View Full Version : Interactive Metronome

11-23-2011, 11:04 AM
If you have any experience using this type of therapy for occupational therapy, please let me know if the results were worth the $$$.
My son, who is in his second year at a school for dyslexia, just had an OT eval and they are recommending the Interactive Metronome. I haven't found any scientific substantial studies verifying measurable improvementts in fine motor skills with its use.
The cost is huge and our insurance will not coever it, so I'm researching before committing to the program.
I don't doubt that it might help, but I think I could replicate some of it at home with a metrinome and activities or with the dance mat activities that are done with a wii or playstation.
Any thoughts or experiences?


11-23-2011, 11:33 AM
I would question, too. I watched the demo video on their website. You have to wonder which is the cause and which is the symptom. Treating a symptom does not cure the cause.

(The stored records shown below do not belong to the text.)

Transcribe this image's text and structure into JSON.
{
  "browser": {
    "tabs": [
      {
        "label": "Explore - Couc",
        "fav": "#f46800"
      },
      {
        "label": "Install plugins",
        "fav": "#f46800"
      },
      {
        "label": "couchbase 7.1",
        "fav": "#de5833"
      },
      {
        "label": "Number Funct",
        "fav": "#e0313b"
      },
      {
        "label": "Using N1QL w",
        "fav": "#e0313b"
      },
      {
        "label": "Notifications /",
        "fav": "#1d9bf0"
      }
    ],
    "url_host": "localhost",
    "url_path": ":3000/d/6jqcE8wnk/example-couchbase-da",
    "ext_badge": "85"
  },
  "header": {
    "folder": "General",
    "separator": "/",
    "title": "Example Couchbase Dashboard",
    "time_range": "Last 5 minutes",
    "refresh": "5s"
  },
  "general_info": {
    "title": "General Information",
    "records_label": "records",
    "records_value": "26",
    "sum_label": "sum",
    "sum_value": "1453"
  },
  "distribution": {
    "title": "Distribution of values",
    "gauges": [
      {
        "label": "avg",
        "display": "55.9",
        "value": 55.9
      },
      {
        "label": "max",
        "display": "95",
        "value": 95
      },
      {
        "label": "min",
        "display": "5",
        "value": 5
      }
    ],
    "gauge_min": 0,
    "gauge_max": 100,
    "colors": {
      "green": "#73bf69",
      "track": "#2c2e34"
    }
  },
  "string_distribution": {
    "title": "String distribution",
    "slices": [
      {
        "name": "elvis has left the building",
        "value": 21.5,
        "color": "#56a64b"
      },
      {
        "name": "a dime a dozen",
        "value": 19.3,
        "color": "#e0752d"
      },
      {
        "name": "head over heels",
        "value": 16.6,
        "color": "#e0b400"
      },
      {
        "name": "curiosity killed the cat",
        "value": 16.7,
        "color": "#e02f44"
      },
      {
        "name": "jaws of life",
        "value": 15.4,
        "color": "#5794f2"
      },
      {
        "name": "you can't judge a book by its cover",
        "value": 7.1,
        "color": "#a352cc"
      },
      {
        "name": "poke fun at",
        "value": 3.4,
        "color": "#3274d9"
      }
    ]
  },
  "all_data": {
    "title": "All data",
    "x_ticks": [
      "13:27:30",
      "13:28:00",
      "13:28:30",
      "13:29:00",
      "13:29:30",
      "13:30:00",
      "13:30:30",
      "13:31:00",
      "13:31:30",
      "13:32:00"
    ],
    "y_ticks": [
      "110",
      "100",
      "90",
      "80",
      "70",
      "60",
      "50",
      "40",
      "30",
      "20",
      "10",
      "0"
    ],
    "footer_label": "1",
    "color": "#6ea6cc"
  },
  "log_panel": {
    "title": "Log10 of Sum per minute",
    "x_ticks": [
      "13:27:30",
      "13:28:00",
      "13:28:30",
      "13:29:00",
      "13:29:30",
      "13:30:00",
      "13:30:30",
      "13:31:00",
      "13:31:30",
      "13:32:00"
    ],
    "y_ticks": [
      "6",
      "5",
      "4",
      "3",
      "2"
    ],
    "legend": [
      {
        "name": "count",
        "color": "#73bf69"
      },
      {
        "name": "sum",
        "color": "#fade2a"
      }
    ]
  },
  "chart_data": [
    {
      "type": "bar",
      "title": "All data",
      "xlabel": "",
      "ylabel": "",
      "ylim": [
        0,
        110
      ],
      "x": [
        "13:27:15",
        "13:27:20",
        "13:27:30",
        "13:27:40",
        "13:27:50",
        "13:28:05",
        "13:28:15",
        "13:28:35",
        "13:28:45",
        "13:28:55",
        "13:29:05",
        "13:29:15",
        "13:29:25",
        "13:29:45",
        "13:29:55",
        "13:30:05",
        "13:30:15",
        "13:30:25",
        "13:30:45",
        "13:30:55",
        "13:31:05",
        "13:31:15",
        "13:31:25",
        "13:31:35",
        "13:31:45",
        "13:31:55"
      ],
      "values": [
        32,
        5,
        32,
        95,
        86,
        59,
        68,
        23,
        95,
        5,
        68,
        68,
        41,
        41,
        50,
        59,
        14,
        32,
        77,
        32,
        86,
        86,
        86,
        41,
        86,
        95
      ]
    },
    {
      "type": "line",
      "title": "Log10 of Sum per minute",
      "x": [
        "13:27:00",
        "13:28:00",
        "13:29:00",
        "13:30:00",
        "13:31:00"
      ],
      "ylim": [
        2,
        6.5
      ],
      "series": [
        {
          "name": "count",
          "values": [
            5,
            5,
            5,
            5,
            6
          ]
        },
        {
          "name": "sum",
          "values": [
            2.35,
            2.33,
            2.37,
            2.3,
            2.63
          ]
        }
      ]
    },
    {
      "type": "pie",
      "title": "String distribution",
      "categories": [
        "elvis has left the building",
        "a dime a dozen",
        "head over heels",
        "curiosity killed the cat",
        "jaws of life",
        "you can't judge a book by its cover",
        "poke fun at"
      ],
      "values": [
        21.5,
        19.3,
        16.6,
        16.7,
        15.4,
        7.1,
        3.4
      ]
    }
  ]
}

While there are many ways that one could incorporate rhythm exercises into one's activities, this program would provide very precise feedback that non-computerized methods would not.

If you want to explore less-intensive/less expensive options, I could suggest two:

1. Square dance lessons. While dance of all types will encourage rhythm, square dancing in particular requires constant attention to verbal cues, timing in relation to the other dancers, and keeping on beat with the music. It also is a form of dance that boys might be more receptive to than some other forms. Cowboy boots and western shirts have MUCH more appeal than visions of pink tutus! Dh and I have square danced for many years; this year both my boys are taking lessons, and both are enjoying it very much, despite being dragged there in the beginning.

2: Bal-a-Vis-X (http://bal-a-vis-x.com/index.htm) This program uses a metronome for rhythm, and the exercises are fun things like juggling balls between people. It requires some fairly simple equipment which I was able to build at home. It should be within the abilities of an experienced weekend woodworker. I was able to get the manual through inter-library loan before buying it, and it came from a library in the New England area. My boys had fun with most of these exercises, but our follow through is poorly lacking :blush: and I can't attest to any long-term success.

11-23-2011, 01:48 PM
Thanks for your input. I had never heard of Bal-A-Vis-X. I bet those would help my son. Alos, the idea of square dancing. I need to look into that also.

11-23-2011, 05:15 PM
Also, the idea of square dancing. I need to look into that also.

Go here (http://www.dosado.com/clubsorgs/default.htm#sdclubs), and click on your state to find clubs. Contact your local club to ask about lessons. Around here they start in the fall and continue all winter. Often there are local community dances (may be called "ABC dances") that teach the very basic moves for new dancers. These may be at any time of year. Your local club or state organization should have info on these also.

11-26-2011, 08:14 AM
I had not heard of this particular therapy, so I did a little looking and found this ADD forum discussion. (http://www.addforums.com/forums/showthread.php?t=60674)

My ds13 has dyslexia and we've been using Dianne Crafts brain integration therapy and her phonics. Her therapy exercises include some exercises that
help improve timing. I do know my ds is more coordinated now than he was before.

We are also using Audiblox which has timing exercises as well.

So I'm guessing timing exercises are helpful, but do you need an expensive program to do it? I don't know. I'm thinking like Wendy, that there may be many different things you can do yourselves without putting out the big money. But, the expertise of an OT and a very intensive program my be extremely beneficial for your ds.

I know for us, if we had to pay full price out of pocket, then that would be the determining factor right there.

Maybe the OT will let you observe some sessions in order to decide?

11-28-2011, 08:12 PM
All your info is also very helpful. The ADD forum had lots of info for doing the IM at home.
The therapist who did the eval, through the school, doesn't want me there which makes me uncomfotable. Other speech therapists and physical therapists that we have dealt with wanted me to be there for the initial eval and then prepared home exercises for us to work on.
I want a home exercise program to help with fine motor control. I'm not finding much info on IM specifically for fine motor control.
I'll look into the other things you mentioned.
Thanks so much for all your info.

11-28-2011, 08:14 PM
Are you close to Youngstown, OH? We were there this weekend for dh's highschool reunion. I just saw you are in NE ohio.